With technological advances, including better AI-based tools to assist clinical decisions, rapid sequencing is likely to become a diagnostic mainstay for unwell infants in clinics.
Ethics and hope
Newborn whole genome sequencing presents multiple ethical challenges. First: the issue of disclosing and managing incidental and secondary findings raises concerns about privacy and the psychological impact on families. Updated recommendations by the American College of Medical Genetics and Genomics regarding secondary findings could help deal with incidental findings.
The equitable distribution of benefits and burdens associated with accessing and utilising this technology also invoke issues of justice and fairness .
As the vast potential of rapid newborn whole-genome sequencing unfolds, we stand at a crossroads of hope and introspection. There is no doubt that this technology will help clinicians with the means to detect rare genetic disorders, anticipate susceptibility to disease, and give them the evidence required to prescribe better treatments and shape a healthier future. Yet we must also tread carefully, considering the delicate balance between benefits and harm.
If we do, then it may not be far-fetched to imagine that rapid whole-genome sequencing will be the right of every child in the years to come.
The authors are scientists at the CSIR Institute of Genomics and Integrative Biology. All opinions expressed here are personal.
(This article is part of a fortnightly column exploring contemporary concepts and issues in genetics.)
Thanks to recent advances, genomic-sequencing is now available, accessible, and in many ways more affordable. It also offers a much better coverage of genetic diseases to screen for. Importantly, this could help healthcare workers make a fast and effective diagnosis, helped by the fact that sequencing is also a ‘single’ test, versus the multitude of tests performed as part of routine newborn-screening
Whole-genome sequencing could provide a much higher number of positive cases with a diagnosis, around 40% (compared to standard genetic tests at 10%), with 26% of the diagnosed children benefiting from reduced severity of illness due to the rapid diagnosis and, consequently, a significant reduction in the cost of treatments
A recent study published in the American Journal of Human Genetics, evaluated the sequences of 127 apparently healthy and 32 sick infants. It found that just over 10% of infants had an unanticipated risk of genetic diseases. When these infants were followed up for three to five years, sequences revealed the causes of disease in three infants; in the remaining 14, a better picture of the risk made way for better medical surveillance.
Osmosis: fluid transfer
WHAT IS IT?
Ocean currents, subatomic particles, galaxies – almost everything is moving from one place to another. There are different kinds of movement, with different purposes. One type of movement is osmosis, where a fluid moves from a place of higher concentration to a lower concentration through a semipermeable membrane.

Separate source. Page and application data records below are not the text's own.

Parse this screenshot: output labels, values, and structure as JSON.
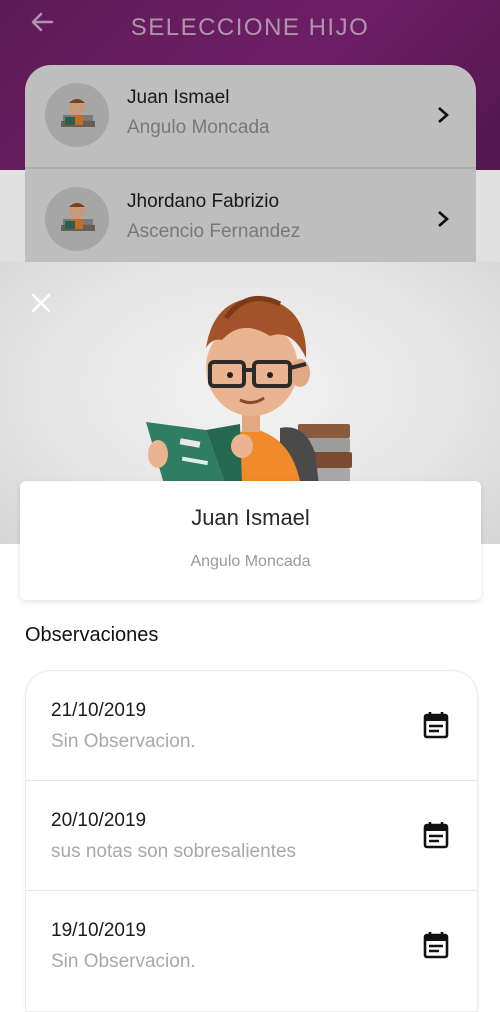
{
  "header": {
    "title": "SELECCIONE HIJO"
  },
  "background_list": [
    {
      "first": "Juan Ismael",
      "last": "Angulo Moncada"
    },
    {
      "first": "Jhordano Fabrizio",
      "last": "Ascencio Fernandez"
    }
  ],
  "detail": {
    "name": "Juan Ismael",
    "surname": "Angulo Moncada",
    "section_title": "Observaciones",
    "observations": [
      {
        "date": "21/10/2019",
        "text": "Sin Observacion."
      },
      {
        "date": "20/10/2019",
        "text": "sus notas son sobresalientes"
      },
      {
        "date": "19/10/2019",
        "text": "Sin Observacion."
      }
    ]
  },
  "colors": {
    "header": "#7d2375",
    "hero": "#e4e4e4",
    "accent_shirt": "#f2892e",
    "book": "#2e7d62"
  },
  "icons": [
    "back-arrow-icon",
    "chevron-right-icon",
    "close-icon",
    "calendar-icon"
  ]
}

For example, you fill a container with a concentrated sugar solution on one side and a diluted sugar solution on the other of a semipermeable membrane. Water molecules will travel from the diluted solution to the concentrated one through the membrane until the concentration of water is equal on both sides. This is osmosis.
A German plant physiologist named Wilhelm Pfeffer first thoroughly studied osmosis in 1877, after various other studies by other scholars on leaky membranes.
This process is incredibly important in biology, where liquids move from one part of an organism to another through cellular membranes that are semipermeable. In trees, osmosis is part of a pumping system that transports water and nutrients up from the roots to the leaves.
You can observe osmosis in many real-life scenarios, such as in the swelling of raisins or other seeds when they are soaked in water, and in the pruning or wrinkling of your fingers after taking a long bath.